_GOAL OF THE EXERCISE_
Exact copy, no pictures: output all the records that follow.

──────── RECORDS TO USE ────────

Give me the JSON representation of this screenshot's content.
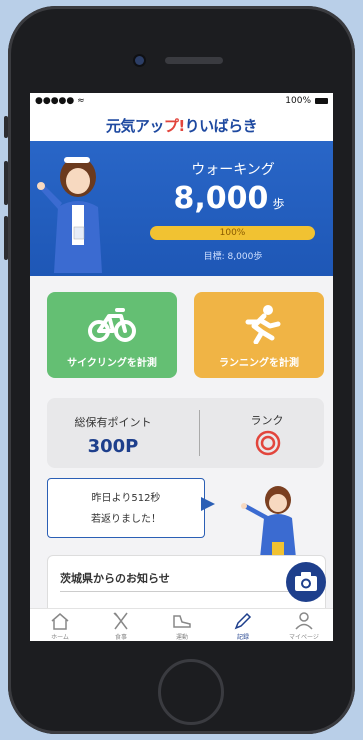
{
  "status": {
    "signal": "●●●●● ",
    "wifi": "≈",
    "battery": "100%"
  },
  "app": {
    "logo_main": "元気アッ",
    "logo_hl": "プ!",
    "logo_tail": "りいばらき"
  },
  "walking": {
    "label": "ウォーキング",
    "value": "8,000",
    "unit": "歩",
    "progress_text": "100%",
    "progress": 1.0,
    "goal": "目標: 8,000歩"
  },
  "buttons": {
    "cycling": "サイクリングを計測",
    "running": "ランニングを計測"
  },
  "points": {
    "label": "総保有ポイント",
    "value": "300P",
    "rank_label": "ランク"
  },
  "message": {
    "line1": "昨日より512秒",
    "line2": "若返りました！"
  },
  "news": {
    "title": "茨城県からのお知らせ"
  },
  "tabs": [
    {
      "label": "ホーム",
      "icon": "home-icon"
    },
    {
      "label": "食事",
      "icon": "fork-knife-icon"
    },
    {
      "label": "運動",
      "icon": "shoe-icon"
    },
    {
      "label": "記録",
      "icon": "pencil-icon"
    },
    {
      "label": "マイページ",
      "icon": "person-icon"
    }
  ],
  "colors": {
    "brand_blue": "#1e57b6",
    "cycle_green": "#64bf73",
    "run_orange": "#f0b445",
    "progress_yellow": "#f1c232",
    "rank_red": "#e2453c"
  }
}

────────

_EXERCISE RESPONSE_
Give me the JSON representation of this screenshot's content.
{
  "status": {
    "signal": "●●●●● ",
    "wifi": "≈",
    "battery": "100%"
  },
  "app": {
    "logo_main": "元気アッ",
    "logo_hl": "プ!",
    "logo_tail": "りいばらき"
  },
  "walking": {
    "label": "ウォーキング",
    "value": "8,000",
    "unit": "歩",
    "progress_text": "100%",
    "progress": 1.0,
    "goal": "目標: 8,000歩"
  },
  "buttons": {
    "cycling": "サイクリングを計測",
    "running": "ランニングを計測"
  },
  "points": {
    "label": "総保有ポイント",
    "value": "300P",
    "rank_label": "ランク"
  },
  "message": {
    "line1": "昨日より512秒",
    "line2": "若返りました！"
  },
  "news": {
    "title": "茨城県からのお知らせ"
  },
  "tabs": [
    {
      "label": "ホーム",
      "icon": "home-icon"
    },
    {
      "label": "食事",
      "icon": "fork-knife-icon"
    },
    {
      "label": "運動",
      "icon": "shoe-icon"
    },
    {
      "label": "記録",
      "icon": "pencil-icon"
    },
    {
      "label": "マイページ",
      "icon": "person-icon"
    }
  ],
  "colors": {
    "brand_blue": "#1e57b6",
    "cycle_green": "#64bf73",
    "run_orange": "#f0b445",
    "progress_yellow": "#f1c232",
    "rank_red": "#e2453c"
  }
}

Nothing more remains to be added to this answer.